◆ **Task details**: Make an exact copy of the entries below with the pictures removed.

◆ **Listed records**:

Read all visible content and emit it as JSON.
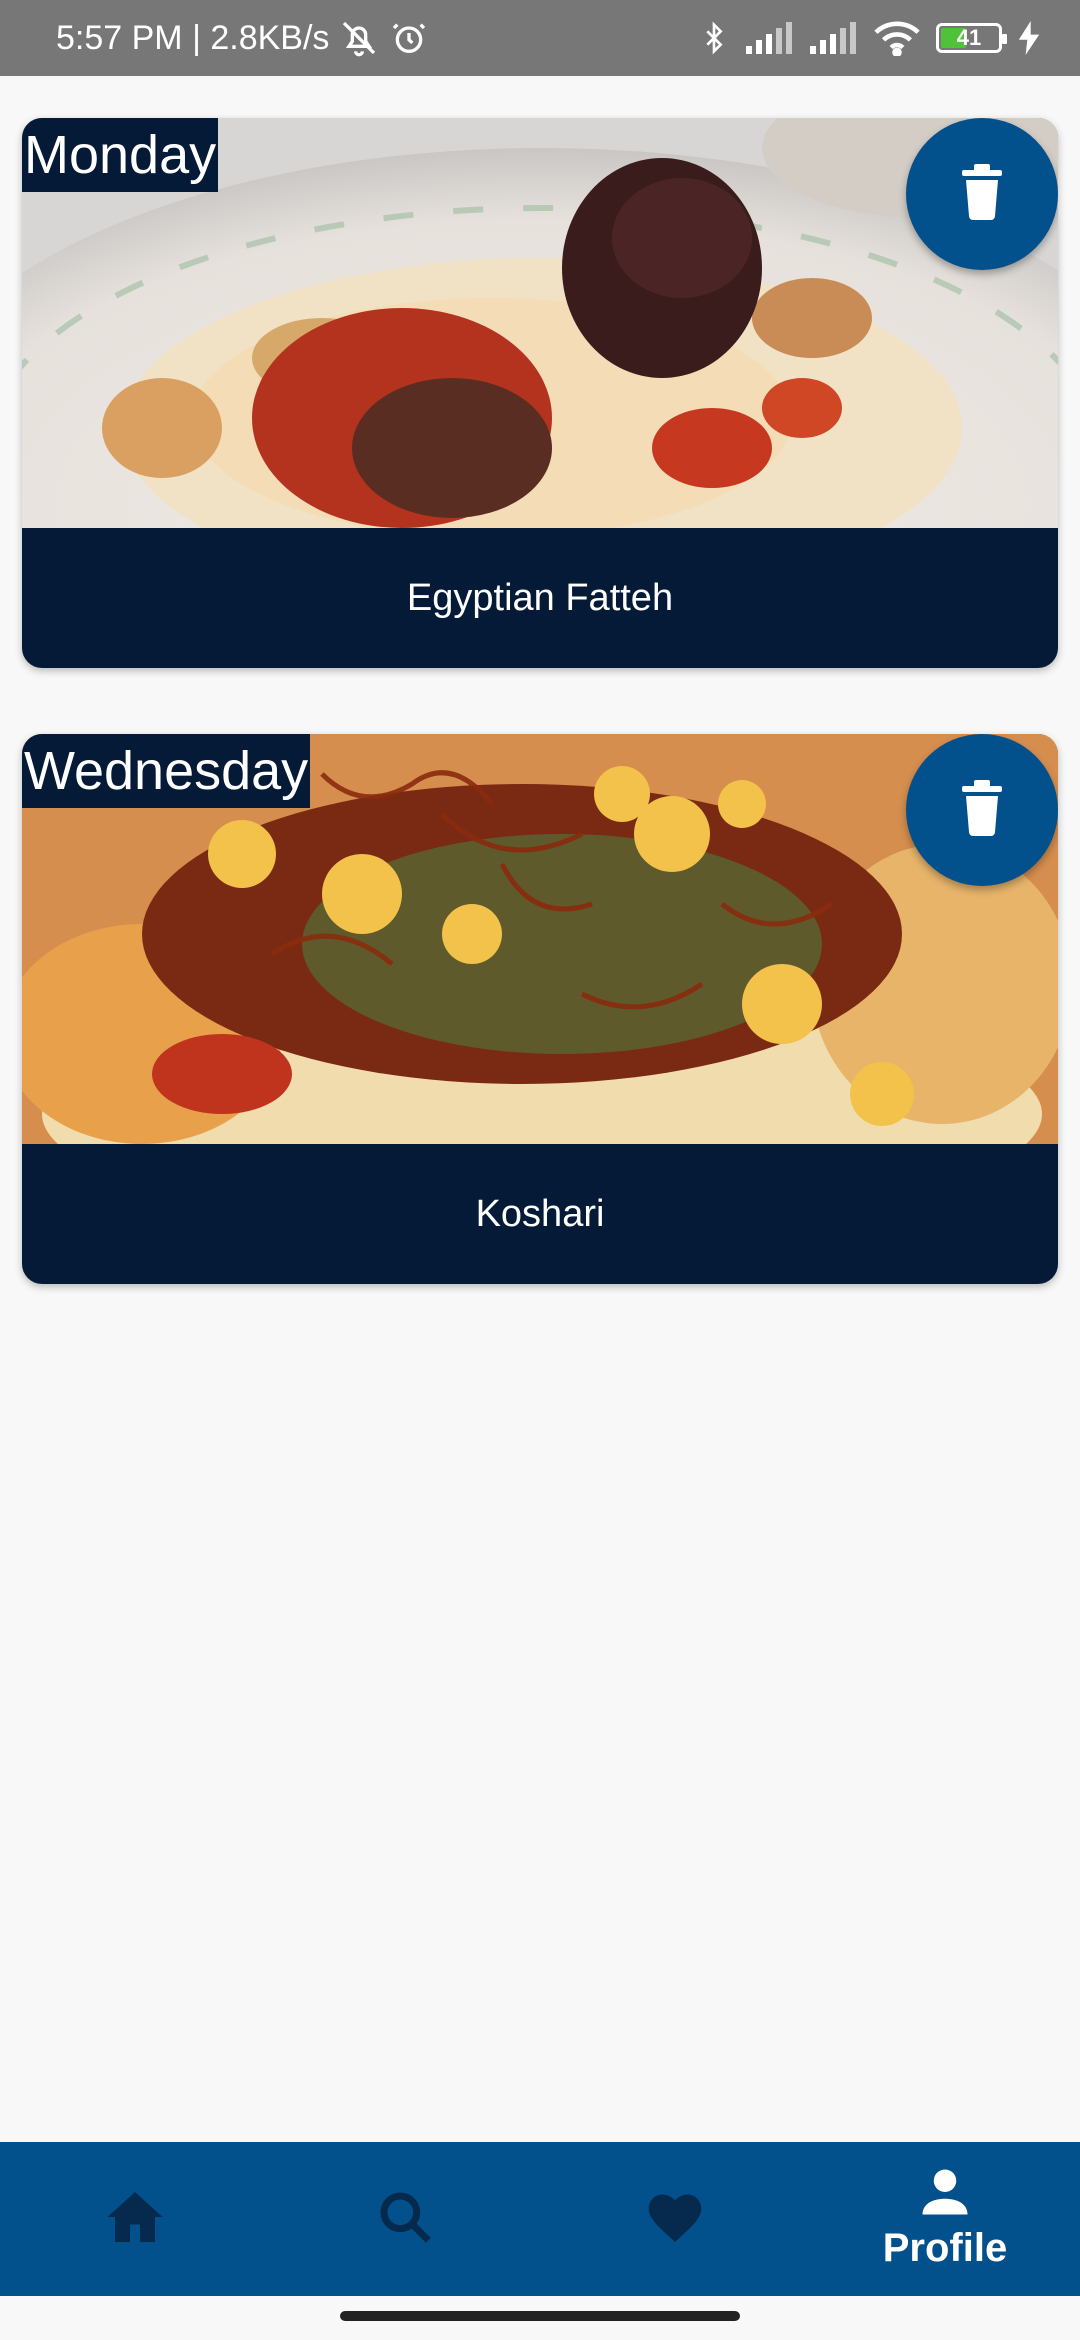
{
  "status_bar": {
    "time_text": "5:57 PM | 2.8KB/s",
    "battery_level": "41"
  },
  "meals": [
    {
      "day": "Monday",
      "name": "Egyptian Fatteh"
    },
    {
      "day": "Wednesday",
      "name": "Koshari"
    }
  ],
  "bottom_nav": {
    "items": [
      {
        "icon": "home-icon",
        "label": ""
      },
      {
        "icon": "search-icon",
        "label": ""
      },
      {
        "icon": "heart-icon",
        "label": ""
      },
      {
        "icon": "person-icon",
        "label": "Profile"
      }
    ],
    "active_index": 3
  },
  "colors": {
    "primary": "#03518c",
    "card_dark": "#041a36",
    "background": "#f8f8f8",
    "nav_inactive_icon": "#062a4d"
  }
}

◆ **Task result**:
Read all visible content and emit it as JSON.
{
  "status_bar": {
    "time_text": "5:57 PM | 2.8KB/s",
    "battery_level": "41"
  },
  "meals": [
    {
      "day": "Monday",
      "name": "Egyptian Fatteh"
    },
    {
      "day": "Wednesday",
      "name": "Koshari"
    }
  ],
  "bottom_nav": {
    "items": [
      {
        "icon": "home-icon",
        "label": ""
      },
      {
        "icon": "search-icon",
        "label": ""
      },
      {
        "icon": "heart-icon",
        "label": ""
      },
      {
        "icon": "person-icon",
        "label": "Profile"
      }
    ],
    "active_index": 3
  },
  "colors": {
    "primary": "#03518c",
    "card_dark": "#041a36",
    "background": "#f8f8f8",
    "nav_inactive_icon": "#062a4d"
  }
}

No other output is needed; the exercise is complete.